[EXERCISE]: When you set down the entries, keep every word exactly as it is but drop the pictures.

********************

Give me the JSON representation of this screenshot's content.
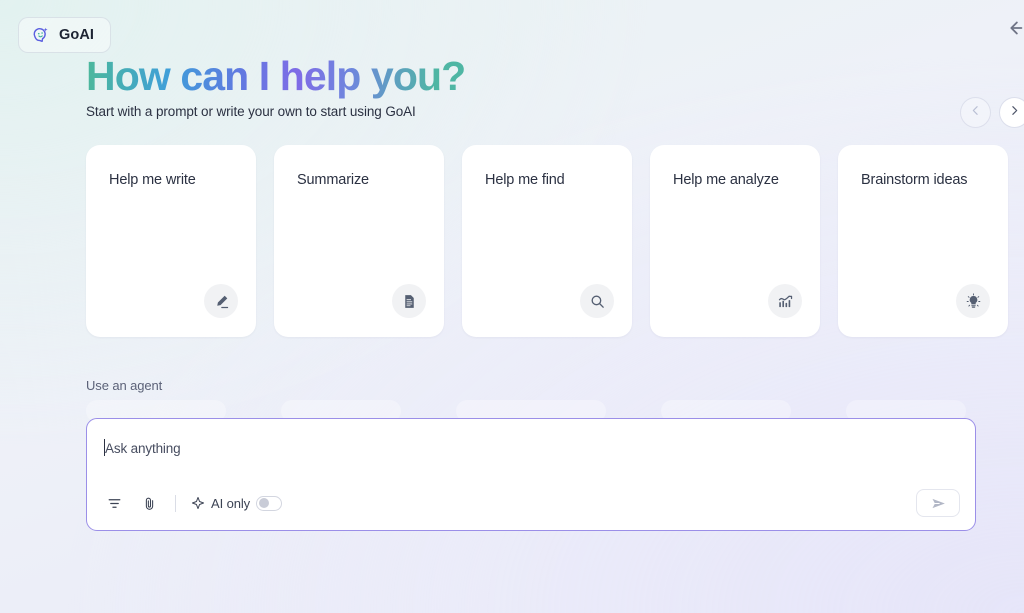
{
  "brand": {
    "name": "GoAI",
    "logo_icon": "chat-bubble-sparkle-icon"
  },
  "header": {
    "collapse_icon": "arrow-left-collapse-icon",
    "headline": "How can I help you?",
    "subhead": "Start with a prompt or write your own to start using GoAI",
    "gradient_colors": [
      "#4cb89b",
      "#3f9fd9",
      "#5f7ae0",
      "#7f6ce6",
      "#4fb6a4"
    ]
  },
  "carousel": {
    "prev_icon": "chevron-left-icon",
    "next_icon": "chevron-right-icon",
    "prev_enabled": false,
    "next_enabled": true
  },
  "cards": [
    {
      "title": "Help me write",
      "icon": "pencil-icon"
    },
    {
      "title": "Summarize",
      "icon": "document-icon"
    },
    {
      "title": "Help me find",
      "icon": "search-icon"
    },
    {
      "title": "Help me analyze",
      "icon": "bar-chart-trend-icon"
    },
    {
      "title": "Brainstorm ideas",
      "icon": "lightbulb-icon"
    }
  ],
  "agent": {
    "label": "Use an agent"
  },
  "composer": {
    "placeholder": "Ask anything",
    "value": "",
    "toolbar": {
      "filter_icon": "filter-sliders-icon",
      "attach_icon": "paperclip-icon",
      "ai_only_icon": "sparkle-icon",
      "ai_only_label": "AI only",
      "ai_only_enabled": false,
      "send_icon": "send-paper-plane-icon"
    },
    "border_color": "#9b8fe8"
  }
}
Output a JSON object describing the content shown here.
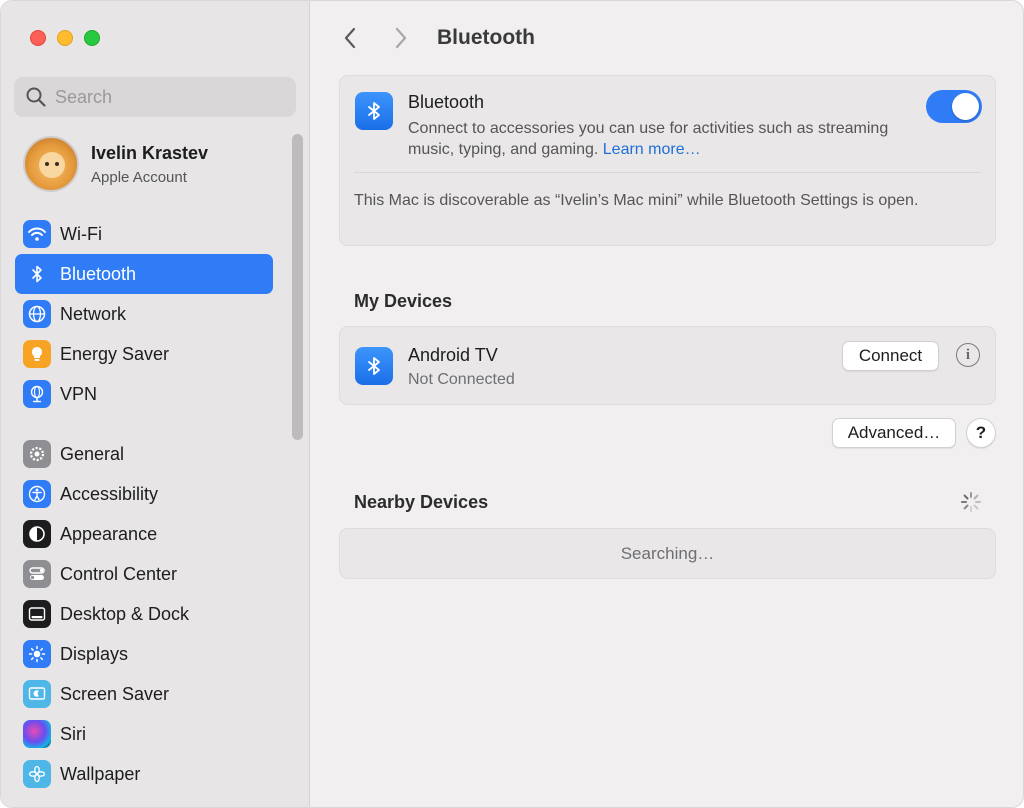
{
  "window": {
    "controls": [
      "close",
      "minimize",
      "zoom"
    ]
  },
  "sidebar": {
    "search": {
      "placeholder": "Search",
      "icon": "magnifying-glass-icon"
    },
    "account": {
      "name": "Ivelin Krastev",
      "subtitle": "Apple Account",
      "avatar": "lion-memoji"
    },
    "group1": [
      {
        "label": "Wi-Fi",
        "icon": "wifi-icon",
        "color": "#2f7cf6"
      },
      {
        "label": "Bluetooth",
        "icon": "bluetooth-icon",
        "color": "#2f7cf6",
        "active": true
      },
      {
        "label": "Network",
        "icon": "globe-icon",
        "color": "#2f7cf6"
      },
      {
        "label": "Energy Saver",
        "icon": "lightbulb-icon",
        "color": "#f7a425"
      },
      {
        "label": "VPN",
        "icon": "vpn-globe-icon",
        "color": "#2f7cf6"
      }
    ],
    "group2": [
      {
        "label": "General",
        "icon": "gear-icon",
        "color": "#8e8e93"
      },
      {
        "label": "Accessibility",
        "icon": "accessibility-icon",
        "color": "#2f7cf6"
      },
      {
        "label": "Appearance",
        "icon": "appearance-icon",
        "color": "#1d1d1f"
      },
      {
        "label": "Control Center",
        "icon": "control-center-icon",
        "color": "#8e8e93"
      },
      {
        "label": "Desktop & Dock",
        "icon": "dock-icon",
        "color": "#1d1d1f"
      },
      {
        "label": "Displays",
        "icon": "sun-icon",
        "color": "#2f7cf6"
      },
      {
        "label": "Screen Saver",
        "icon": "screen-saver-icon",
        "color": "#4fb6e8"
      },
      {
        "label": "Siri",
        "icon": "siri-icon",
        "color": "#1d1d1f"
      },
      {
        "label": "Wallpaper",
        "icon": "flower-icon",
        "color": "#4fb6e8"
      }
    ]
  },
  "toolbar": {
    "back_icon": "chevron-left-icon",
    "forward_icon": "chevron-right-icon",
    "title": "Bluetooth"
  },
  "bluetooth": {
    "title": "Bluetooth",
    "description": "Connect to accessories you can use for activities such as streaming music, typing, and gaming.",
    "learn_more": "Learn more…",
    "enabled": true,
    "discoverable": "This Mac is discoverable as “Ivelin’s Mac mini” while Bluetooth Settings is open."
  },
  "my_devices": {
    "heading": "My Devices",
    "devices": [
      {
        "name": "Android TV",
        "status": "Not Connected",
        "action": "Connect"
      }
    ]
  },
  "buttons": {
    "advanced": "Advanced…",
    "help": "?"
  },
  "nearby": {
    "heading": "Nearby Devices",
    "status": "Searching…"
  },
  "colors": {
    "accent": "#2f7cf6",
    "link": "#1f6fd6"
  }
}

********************

[ANSWER]:
Give me the JSON representation of this screenshot's content.
{
  "brand": {
    "name": "GoAI",
    "logo_icon": "chat-bubble-sparkle-icon"
  },
  "header": {
    "collapse_icon": "arrow-left-collapse-icon",
    "headline": "How can I help you?",
    "subhead": "Start with a prompt or write your own to start using GoAI",
    "gradient_colors": [
      "#4cb89b",
      "#3f9fd9",
      "#5f7ae0",
      "#7f6ce6",
      "#4fb6a4"
    ]
  },
  "carousel": {
    "prev_icon": "chevron-left-icon",
    "next_icon": "chevron-right-icon",
    "prev_enabled": false,
    "next_enabled": true
  },
  "cards": [
    {
      "title": "Help me write",
      "icon": "pencil-icon"
    },
    {
      "title": "Summarize",
      "icon": "document-icon"
    },
    {
      "title": "Help me find",
      "icon": "search-icon"
    },
    {
      "title": "Help me analyze",
      "icon": "bar-chart-trend-icon"
    },
    {
      "title": "Brainstorm ideas",
      "icon": "lightbulb-icon"
    }
  ],
  "agent": {
    "label": "Use an agent"
  },
  "composer": {
    "placeholder": "Ask anything",
    "value": "",
    "toolbar": {
      "filter_icon": "filter-sliders-icon",
      "attach_icon": "paperclip-icon",
      "ai_only_icon": "sparkle-icon",
      "ai_only_label": "AI only",
      "ai_only_enabled": false,
      "send_icon": "send-paper-plane-icon"
    },
    "border_color": "#9b8fe8"
  }
}
Output a JSON object describing the content shown here.
{
  "window": {
    "controls": [
      "close",
      "minimize",
      "zoom"
    ]
  },
  "sidebar": {
    "search": {
      "placeholder": "Search",
      "icon": "magnifying-glass-icon"
    },
    "account": {
      "name": "Ivelin Krastev",
      "subtitle": "Apple Account",
      "avatar": "lion-memoji"
    },
    "group1": [
      {
        "label": "Wi-Fi",
        "icon": "wifi-icon",
        "color": "#2f7cf6"
      },
      {
        "label": "Bluetooth",
        "icon": "bluetooth-icon",
        "color": "#2f7cf6",
        "active": true
      },
      {
        "label": "Network",
        "icon": "globe-icon",
        "color": "#2f7cf6"
      },
      {
        "label": "Energy Saver",
        "icon": "lightbulb-icon",
        "color": "#f7a425"
      },
      {
        "label": "VPN",
        "icon": "vpn-globe-icon",
        "color": "#2f7cf6"
      }
    ],
    "group2": [
      {
        "label": "General",
        "icon": "gear-icon",
        "color": "#8e8e93"
      },
      {
        "label": "Accessibility",
        "icon": "accessibility-icon",
        "color": "#2f7cf6"
      },
      {
        "label": "Appearance",
        "icon": "appearance-icon",
        "color": "#1d1d1f"
      },
      {
        "label": "Control Center",
        "icon": "control-center-icon",
        "color": "#8e8e93"
      },
      {
        "label": "Desktop & Dock",
        "icon": "dock-icon",
        "color": "#1d1d1f"
      },
      {
        "label": "Displays",
        "icon": "sun-icon",
        "color": "#2f7cf6"
      },
      {
        "label": "Screen Saver",
        "icon": "screen-saver-icon",
        "color": "#4fb6e8"
      },
      {
        "label": "Siri",
        "icon": "siri-icon",
        "color": "#1d1d1f"
      },
      {
        "label": "Wallpaper",
        "icon": "flower-icon",
        "color": "#4fb6e8"
      }
    ]
  },
  "toolbar": {
    "back_icon": "chevron-left-icon",
    "forward_icon": "chevron-right-icon",
    "title": "Bluetooth"
  },
  "bluetooth": {
    "title": "Bluetooth",
    "description": "Connect to accessories you can use for activities such as streaming music, typing, and gaming.",
    "learn_more": "Learn more…",
    "enabled": true,
    "discoverable": "This Mac is discoverable as “Ivelin’s Mac mini” while Bluetooth Settings is open."
  },
  "my_devices": {
    "heading": "My Devices",
    "devices": [
      {
        "name": "Android TV",
        "status": "Not Connected",
        "action": "Connect"
      }
    ]
  },
  "buttons": {
    "advanced": "Advanced…",
    "help": "?"
  },
  "nearby": {
    "heading": "Nearby Devices",
    "status": "Searching…"
  },
  "colors": {
    "accent": "#2f7cf6",
    "link": "#1f6fd6"
  }
}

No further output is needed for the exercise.